Lucas says in his article in the Economist that the Federal Reserve saved the day by pumping cash into the banking system and persuading the Treasury Department to do likewise. He does not mention the other measures taken by government. He praises Ben Bernanke, the chairman of the Fed, for having "formulated contingency plans ready for use when unforeseeable shocks occurred." In fact the Fed had no contingency plans for the housing and stock market shocks that rocked the economy. Its response when the shocks hit with full force last September was prompt, but also improvised and spasmodic--hence the failure to bail out Lehman Brothers, a failure that deepened the financial crisis by seizing up the commercial paper market.The more important criticism that Posner makes is that Lucas, and Fama, so discounted the likelihood of asset bubbles that they ignored the consequences that they could have. The leap from efficient markets to no bubbles is a big leap.
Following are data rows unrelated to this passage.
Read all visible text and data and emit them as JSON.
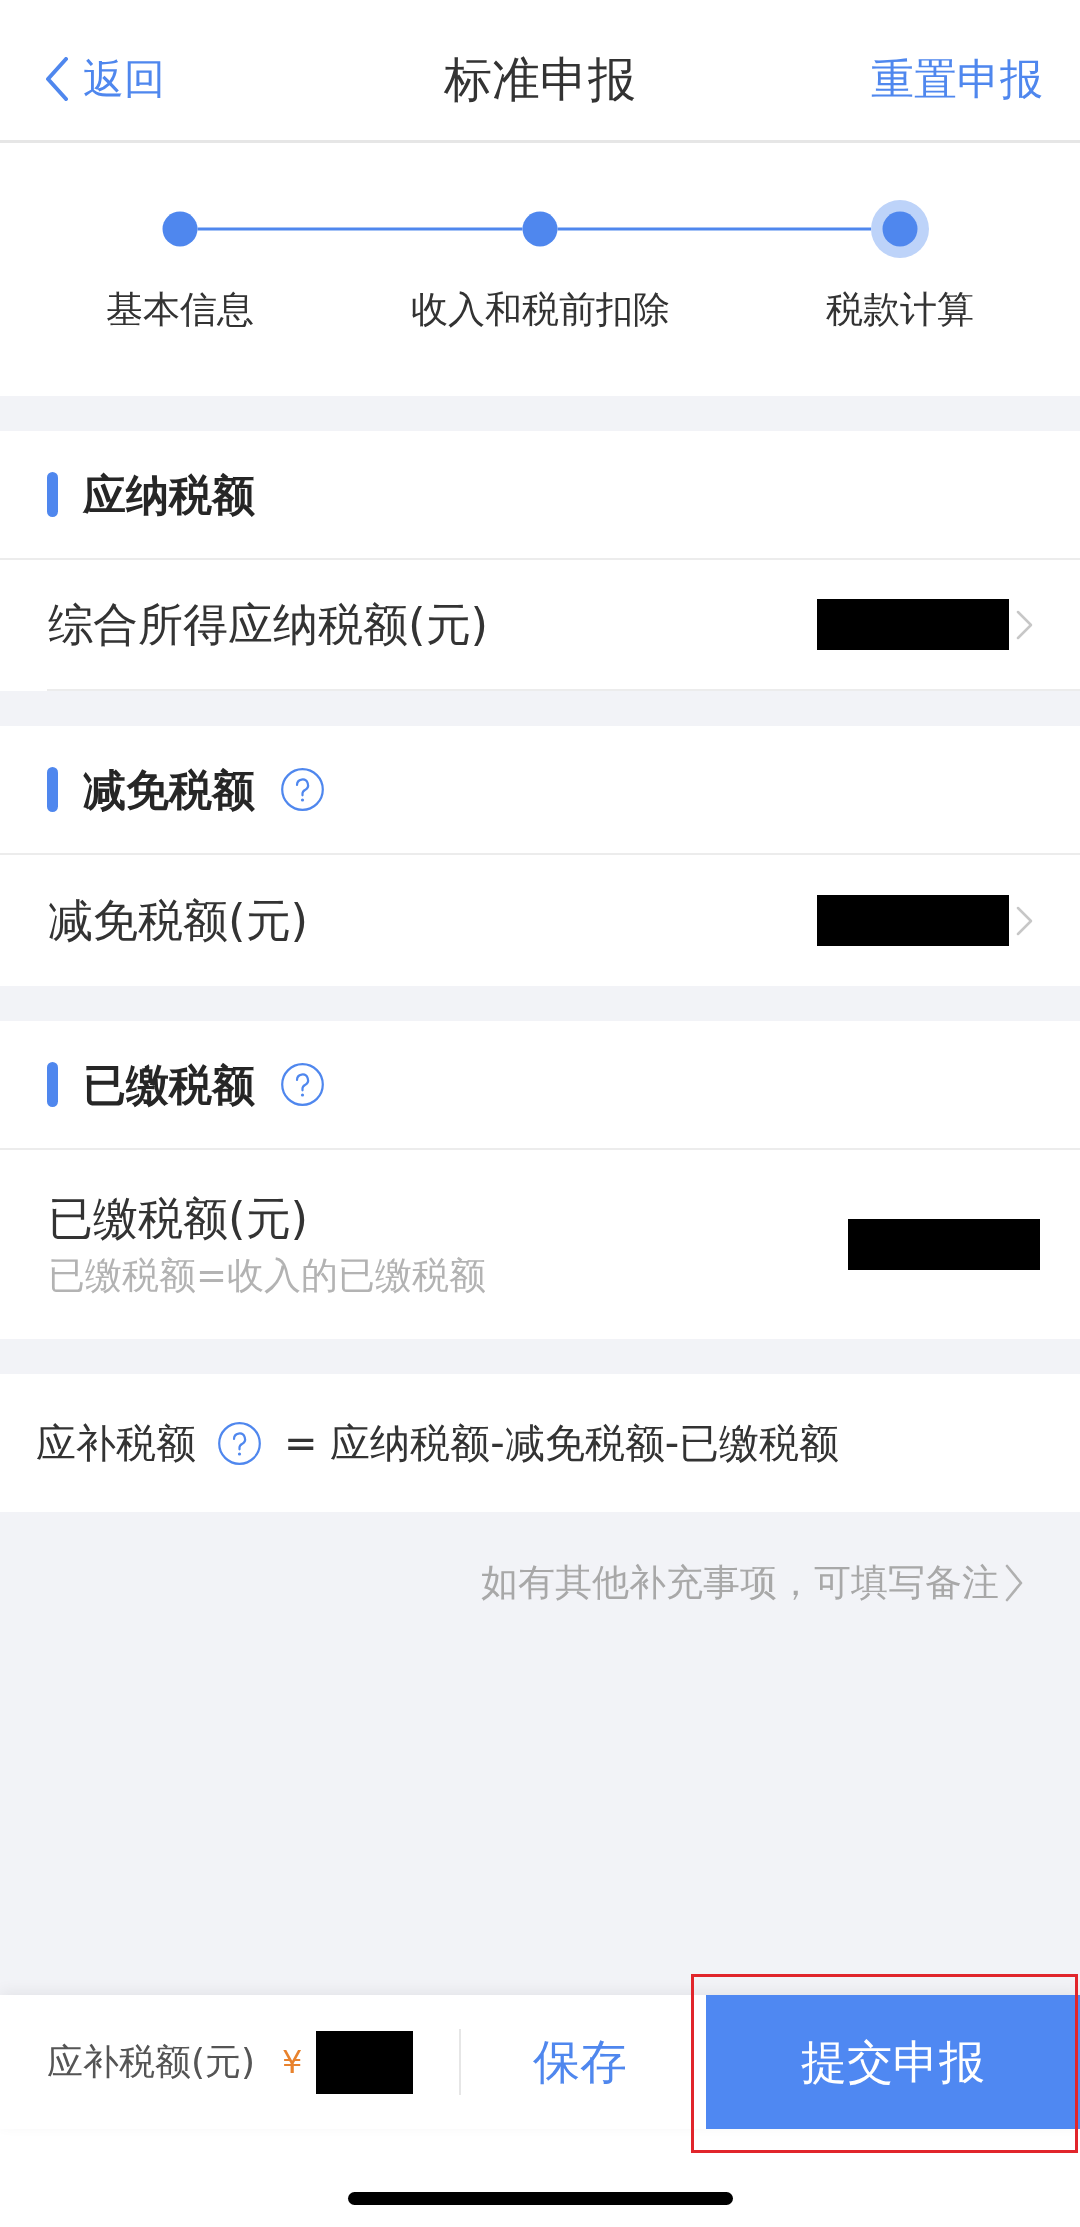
{
  "nav": {
    "back": "返回",
    "title": "标准申报",
    "action": "重置申报"
  },
  "steps": [
    {
      "label": "基本信息",
      "selected": false
    },
    {
      "label": "收入和税前扣除",
      "selected": false
    },
    {
      "label": "税款计算",
      "selected": true
    }
  ],
  "sections": [
    {
      "title": "应纳税额",
      "help": false,
      "rows": [
        {
          "label": "综合所得应纳税额(元)",
          "redacted": true,
          "chevron": true,
          "divider": true
        }
      ]
    },
    {
      "title": "减免税额",
      "help": true,
      "rows": [
        {
          "label": "减免税额(元)",
          "redacted": true,
          "chevron": true,
          "divider": false
        }
      ]
    },
    {
      "title": "已缴税额",
      "help": true,
      "rows": [
        {
          "label": "已缴税额(元)",
          "note": "已缴税额=收入的已缴税额",
          "redacted": true,
          "chevron": false,
          "divider": false
        }
      ]
    }
  ],
  "formula": {
    "term": "应补税额",
    "help": true,
    "expression": "= 应纳税额-减免税额-已缴税额"
  },
  "remark_link": "如有其他补充事项，可填写备注",
  "bottom_bar": {
    "label": "应补税额(元)",
    "currency": "¥",
    "redacted": true,
    "save": "保存",
    "submit": "提交申报",
    "submit_highlighted": true
  }
}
The reason for the surprise was that leading macroeconomists and financial economists had believed until last September that there could never be another depression, that asset bubbles are a myth, that a recession can be more or less effortlessly averted by the Fed's reducing the federal funds rate, that the international banking industry was robust, and that our huge national debt was nothing to worry about, nor our very low personal savings rate. All these beliefs have turned out to be mistaken, along with extreme versions of the rational expectations hypothesis, the efficient-markets theory, and real business cycle theory.The whole post is worth reading, as is Posner's book, A Failure of Capitalism, which I will comment on soon.